Data extracted from a collection:
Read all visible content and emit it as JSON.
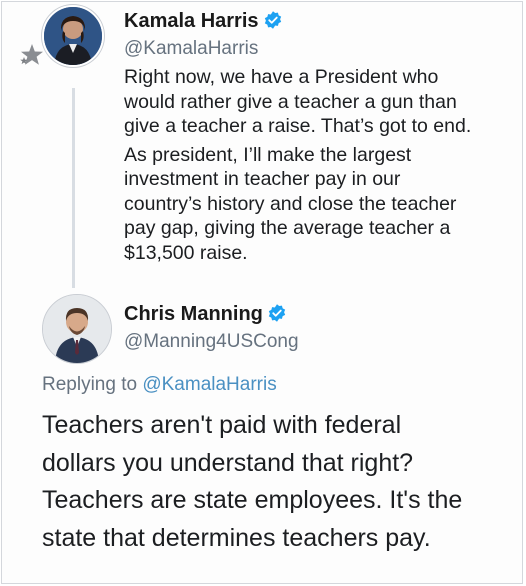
{
  "original_tweet": {
    "author_name": "Kamala Harris",
    "author_handle": "@KamalaHarris",
    "verified": true,
    "paragraph_1": "Right now, we have a President who\nwould rather give a teacher a gun than\ngive a teacher a raise. That’s got to end.",
    "paragraph_2": "As president, I’ll make the largest\ninvestment in teacher pay in our\ncountry’s history and close the teacher\npay gap, giving the average teacher a\n$13,500 raise."
  },
  "reply_tweet": {
    "author_name": "Chris Manning",
    "author_handle": "@Manning4USCong",
    "verified": true,
    "replying_prefix": "Replying to ",
    "replying_mention": "@KamalaHarris",
    "text": "Teachers aren't paid with federal\ndollars you understand that right?\nTeachers are state employees. It's the\nstate that determines teachers pay."
  },
  "colors": {
    "verified_badge": "#1da1f2",
    "mention": "#4a90c2",
    "secondary_text": "#66727f"
  },
  "icons": {
    "verified": "verified-badge-icon",
    "stars": "stars-badge-icon"
  }
}
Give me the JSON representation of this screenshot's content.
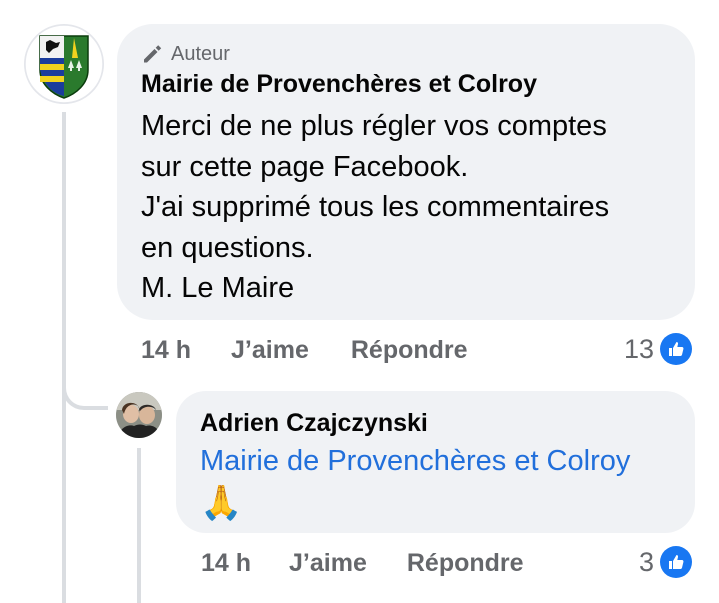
{
  "comment": {
    "author_badge": "Auteur",
    "author_name": "Mairie de Provenchères et Colroy",
    "text_lines": [
      "Merci de ne plus régler vos comptes",
      "sur cette page Facebook.",
      "J'ai supprimé tous les commentaires",
      "en questions.",
      "M. Le Maire"
    ],
    "time": "14 h",
    "like_label": "J’aime",
    "reply_label": "Répondre",
    "reaction_count": "13"
  },
  "reply": {
    "author_name": "Adrien Czajczynski",
    "mention": "Mairie de Provenchères et Colroy",
    "emoji": "🙏",
    "time": "14 h",
    "like_label": "J’aime",
    "reply_label": "Répondre",
    "reaction_count": "3"
  },
  "colors": {
    "bubble": "#f0f2f5",
    "mention": "#216fdb",
    "like_badge": "#1877f2",
    "muted_text": "#65676b"
  },
  "icons": {
    "author_badge": "pencil-icon",
    "reaction": "thumbs-up-icon",
    "page_avatar": "coat-of-arms-icon",
    "user_avatar": "profile-photo"
  }
}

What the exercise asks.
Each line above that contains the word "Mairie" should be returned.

Solution to this exercise.
    "author_name": "Mairie de Provenchères et Colroy",
    "mention": "Mairie de Provenchères et Colroy",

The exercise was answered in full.